As a writer of historical fiction McLain has done her homework, an achievement that contributes to the success of the history but lessens the impact of the narration. Ernest Hemingway, the iconic American author, is humanized as we follow the struggles of a young writer attempting to make a name. We share the trials of young love and marriage and fatherhood. And we shudder as we observe the consequences of a series of bad choices that the published author makes while ascending to fame.
Hadley Hemingway, the Paris wife, narrates the story, and while ostensibly hers is the tale told, in reality she becomes the prism through which the reader examines Ernest Hemingway: her observations bring the subject into a sharper focus.
“At home, we were both sick,” the narrator recalled, “one after another, in the chamber pot. The dance hall was still roaring with drunks when we went to bed; the accordion had risen to a fever pitch. We nuzzled forehead to forehead, damp and nauseous, keeping our eyes open so the world wouldn’t spin too wildly. And just as we were falling asleep, I said, ‘We’ll remember this. Someday we’ll say this accordion was the sound of our first year in Paris.’”
But while the book satisfies the reader’s curiosity regarding thoughts, feelings, and motives of Hemingway (both factual and imagined), the story ultimately is diminished by the authenticity of the narration. Anyone with a basic understanding of the Hemingway biography will not be turning to the end to learn the conclusion. And like an audience attending a Shakespearean tragedy, the reader feels a pervasive sense of grim inevitability as the pages turn.
The result is a work of fiction that is certainly interesting (at times, highly so), but seldom compelling. This is not a page-turner, but rather a work that satisfies curiosity, like snooping through boxes of old letters or paging through vintage photograph albums, letting imagination (this time the author’s) fill in the gaps.
And the portrait of Hemingway that emerges is one of a man who may have admired those exhibiting grace under pressure, but at the same time, seldom doing so in his own flawed life. Hemingway the hunter, the warrior, the lover, was ultimately far more like The Sun Also Rises character Jake Barnes than Pedro Romero, the bullfighter who faced charging beasts without flinching, without artifice, and with the grace of a dancer. Barnes, on the other hand, was an imperfect protagonist, damaged both psychically and physically by war, unable to find success in work or in love, instead seeking solace in drink and wilderness and thoughts of what might have been.

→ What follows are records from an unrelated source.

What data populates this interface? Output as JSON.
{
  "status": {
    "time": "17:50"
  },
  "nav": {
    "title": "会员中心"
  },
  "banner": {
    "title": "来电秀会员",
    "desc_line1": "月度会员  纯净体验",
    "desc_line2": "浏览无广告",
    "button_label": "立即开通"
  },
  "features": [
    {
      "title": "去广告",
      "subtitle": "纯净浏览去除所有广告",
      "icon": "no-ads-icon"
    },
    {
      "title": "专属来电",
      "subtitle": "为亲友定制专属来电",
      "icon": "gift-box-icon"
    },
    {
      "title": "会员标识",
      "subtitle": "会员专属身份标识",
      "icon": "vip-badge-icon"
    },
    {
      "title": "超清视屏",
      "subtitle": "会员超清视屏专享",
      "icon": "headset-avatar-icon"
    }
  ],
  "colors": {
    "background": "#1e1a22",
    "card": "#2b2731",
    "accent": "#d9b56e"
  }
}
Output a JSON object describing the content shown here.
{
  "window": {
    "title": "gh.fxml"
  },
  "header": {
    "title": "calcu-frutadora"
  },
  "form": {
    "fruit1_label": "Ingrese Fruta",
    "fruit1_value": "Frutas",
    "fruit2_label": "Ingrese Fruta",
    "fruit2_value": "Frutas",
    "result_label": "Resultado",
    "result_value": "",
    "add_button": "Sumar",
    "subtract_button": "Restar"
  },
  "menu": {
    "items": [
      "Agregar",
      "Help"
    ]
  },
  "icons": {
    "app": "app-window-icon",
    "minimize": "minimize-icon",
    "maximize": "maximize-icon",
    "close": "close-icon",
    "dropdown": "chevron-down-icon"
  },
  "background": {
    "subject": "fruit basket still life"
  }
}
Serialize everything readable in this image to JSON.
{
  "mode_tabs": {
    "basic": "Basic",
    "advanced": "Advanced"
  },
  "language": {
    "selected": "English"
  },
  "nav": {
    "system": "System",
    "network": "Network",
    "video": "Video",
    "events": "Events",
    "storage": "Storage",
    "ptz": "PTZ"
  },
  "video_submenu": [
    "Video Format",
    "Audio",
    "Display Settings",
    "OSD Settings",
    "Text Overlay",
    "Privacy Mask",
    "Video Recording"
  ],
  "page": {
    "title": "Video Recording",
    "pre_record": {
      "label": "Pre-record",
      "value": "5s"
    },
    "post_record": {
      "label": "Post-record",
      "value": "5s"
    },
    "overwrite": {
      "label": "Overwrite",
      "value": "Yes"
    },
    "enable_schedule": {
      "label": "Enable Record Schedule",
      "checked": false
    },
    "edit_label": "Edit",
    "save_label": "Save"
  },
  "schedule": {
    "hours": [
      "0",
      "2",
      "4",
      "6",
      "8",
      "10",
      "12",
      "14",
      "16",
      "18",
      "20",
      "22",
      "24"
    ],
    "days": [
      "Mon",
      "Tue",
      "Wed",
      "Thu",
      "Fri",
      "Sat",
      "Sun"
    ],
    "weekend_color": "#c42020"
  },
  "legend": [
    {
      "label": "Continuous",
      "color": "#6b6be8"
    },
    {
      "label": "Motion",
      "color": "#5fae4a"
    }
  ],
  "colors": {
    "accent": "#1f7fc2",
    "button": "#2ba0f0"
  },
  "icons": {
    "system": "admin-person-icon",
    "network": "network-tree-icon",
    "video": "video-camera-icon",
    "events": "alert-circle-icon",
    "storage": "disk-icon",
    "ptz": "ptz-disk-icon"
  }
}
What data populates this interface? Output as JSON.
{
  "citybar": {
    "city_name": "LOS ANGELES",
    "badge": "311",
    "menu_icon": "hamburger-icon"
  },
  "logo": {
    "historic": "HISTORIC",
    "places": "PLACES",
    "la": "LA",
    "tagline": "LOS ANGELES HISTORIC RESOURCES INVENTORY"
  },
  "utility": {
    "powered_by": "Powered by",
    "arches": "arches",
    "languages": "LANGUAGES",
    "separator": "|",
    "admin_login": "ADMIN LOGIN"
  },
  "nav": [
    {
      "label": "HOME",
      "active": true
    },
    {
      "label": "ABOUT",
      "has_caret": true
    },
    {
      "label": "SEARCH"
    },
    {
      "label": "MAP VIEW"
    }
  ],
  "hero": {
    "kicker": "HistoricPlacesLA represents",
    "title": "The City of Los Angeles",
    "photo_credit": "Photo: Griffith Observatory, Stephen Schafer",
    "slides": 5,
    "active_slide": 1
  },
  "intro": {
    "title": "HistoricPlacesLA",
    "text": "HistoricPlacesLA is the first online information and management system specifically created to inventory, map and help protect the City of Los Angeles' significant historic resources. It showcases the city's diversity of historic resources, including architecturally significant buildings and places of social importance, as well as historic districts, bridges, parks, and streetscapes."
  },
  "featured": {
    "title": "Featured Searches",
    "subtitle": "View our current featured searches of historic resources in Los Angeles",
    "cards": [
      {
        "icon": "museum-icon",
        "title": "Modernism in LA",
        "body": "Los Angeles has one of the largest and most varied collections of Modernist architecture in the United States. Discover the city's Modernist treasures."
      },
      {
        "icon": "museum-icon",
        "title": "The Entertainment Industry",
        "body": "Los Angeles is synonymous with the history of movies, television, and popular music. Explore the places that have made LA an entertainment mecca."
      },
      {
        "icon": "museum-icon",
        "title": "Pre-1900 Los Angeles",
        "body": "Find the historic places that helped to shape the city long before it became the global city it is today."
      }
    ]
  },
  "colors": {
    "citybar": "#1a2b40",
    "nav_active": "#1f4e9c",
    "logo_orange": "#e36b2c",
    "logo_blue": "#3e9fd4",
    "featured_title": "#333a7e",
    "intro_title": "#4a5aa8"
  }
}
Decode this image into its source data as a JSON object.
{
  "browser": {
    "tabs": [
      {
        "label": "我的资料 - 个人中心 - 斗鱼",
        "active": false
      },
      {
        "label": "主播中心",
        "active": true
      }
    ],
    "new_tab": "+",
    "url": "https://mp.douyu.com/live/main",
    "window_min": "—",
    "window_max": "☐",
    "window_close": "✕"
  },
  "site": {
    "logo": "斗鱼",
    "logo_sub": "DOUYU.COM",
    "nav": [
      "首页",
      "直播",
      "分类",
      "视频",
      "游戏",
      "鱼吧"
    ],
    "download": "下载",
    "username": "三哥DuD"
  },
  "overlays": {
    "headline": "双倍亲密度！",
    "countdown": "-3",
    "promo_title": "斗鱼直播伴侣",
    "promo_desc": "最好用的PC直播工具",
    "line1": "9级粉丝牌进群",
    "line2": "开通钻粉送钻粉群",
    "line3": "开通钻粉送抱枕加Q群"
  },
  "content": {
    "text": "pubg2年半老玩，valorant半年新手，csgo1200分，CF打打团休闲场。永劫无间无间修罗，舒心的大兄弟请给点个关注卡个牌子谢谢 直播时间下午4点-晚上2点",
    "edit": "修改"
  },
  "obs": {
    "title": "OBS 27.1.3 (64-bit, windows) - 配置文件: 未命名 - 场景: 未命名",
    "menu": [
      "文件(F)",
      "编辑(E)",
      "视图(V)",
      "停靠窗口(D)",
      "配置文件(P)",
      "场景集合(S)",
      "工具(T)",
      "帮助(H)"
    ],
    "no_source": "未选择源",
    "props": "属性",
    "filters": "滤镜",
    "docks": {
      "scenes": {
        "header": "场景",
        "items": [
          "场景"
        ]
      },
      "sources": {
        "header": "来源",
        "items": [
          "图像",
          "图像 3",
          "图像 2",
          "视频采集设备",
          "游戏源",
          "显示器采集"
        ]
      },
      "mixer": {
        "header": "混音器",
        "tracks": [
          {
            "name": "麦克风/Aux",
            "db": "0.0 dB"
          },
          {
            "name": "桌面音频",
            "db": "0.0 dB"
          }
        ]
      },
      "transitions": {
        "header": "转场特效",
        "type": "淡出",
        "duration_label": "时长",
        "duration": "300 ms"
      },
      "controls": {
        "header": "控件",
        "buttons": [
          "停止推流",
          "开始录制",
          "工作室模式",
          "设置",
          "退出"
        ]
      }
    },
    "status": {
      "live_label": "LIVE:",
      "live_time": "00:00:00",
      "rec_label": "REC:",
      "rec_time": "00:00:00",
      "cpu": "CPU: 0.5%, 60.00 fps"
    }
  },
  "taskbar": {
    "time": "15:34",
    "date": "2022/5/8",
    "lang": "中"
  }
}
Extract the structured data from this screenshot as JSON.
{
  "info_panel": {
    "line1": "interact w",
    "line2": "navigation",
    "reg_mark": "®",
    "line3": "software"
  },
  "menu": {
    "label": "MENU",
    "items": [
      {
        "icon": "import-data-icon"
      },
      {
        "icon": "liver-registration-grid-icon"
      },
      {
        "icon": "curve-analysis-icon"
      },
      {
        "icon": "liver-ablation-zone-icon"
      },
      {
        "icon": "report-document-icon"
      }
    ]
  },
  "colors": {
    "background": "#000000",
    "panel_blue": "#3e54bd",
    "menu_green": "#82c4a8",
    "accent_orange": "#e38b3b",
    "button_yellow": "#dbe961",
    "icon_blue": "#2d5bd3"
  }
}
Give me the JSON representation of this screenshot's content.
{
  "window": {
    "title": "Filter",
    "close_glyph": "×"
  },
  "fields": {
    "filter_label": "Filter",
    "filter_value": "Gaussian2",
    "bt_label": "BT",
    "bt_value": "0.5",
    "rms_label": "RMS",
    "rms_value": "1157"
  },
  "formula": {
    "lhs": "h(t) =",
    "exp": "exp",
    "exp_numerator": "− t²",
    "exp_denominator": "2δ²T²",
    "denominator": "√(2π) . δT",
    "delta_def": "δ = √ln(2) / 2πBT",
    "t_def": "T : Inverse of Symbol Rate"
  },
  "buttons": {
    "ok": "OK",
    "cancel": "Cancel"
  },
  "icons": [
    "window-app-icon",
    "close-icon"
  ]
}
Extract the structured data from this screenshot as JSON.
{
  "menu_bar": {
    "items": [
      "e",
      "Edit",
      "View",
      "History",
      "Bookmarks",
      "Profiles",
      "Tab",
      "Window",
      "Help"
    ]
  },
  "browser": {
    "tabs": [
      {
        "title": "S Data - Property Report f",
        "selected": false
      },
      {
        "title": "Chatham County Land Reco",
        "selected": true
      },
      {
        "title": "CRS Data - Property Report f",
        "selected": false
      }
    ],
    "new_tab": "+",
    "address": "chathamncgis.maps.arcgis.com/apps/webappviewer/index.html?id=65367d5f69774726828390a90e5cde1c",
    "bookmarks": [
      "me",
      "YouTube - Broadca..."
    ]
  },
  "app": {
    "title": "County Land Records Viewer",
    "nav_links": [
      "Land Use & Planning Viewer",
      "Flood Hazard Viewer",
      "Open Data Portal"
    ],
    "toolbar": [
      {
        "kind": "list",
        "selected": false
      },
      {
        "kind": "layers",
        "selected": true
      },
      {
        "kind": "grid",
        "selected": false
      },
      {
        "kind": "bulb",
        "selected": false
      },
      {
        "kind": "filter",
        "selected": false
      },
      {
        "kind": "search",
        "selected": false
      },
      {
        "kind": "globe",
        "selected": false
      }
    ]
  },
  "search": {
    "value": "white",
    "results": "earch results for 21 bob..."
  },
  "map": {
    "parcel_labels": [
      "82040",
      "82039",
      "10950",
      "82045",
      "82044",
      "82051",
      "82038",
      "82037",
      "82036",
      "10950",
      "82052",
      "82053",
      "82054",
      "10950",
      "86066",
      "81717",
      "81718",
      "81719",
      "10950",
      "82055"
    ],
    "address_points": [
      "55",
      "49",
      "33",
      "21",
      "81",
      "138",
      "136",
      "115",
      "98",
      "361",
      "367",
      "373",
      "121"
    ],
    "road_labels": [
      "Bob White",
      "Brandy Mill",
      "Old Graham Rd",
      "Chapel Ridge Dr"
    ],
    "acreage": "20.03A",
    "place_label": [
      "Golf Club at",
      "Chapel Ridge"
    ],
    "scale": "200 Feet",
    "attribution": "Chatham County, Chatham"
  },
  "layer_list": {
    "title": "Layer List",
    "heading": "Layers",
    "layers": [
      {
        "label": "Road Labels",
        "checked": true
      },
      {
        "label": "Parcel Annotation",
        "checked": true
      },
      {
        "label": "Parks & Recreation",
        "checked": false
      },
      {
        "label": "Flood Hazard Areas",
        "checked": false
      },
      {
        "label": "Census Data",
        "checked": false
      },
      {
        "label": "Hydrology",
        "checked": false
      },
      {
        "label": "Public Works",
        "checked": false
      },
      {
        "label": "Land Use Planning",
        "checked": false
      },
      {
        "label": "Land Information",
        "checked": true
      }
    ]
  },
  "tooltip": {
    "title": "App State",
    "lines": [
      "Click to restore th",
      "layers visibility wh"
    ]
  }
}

But while Hemingway’s life ended in a self-inflicted tragedy, The Paris Wife achieves the resolution of modern times. Hadley does not fade away, the wronged wife destroyed by betrayal, but moves on, as did Hemingway. For this is modern life, the essence of Hemingway’s work and of McLain’s fictionalized biography.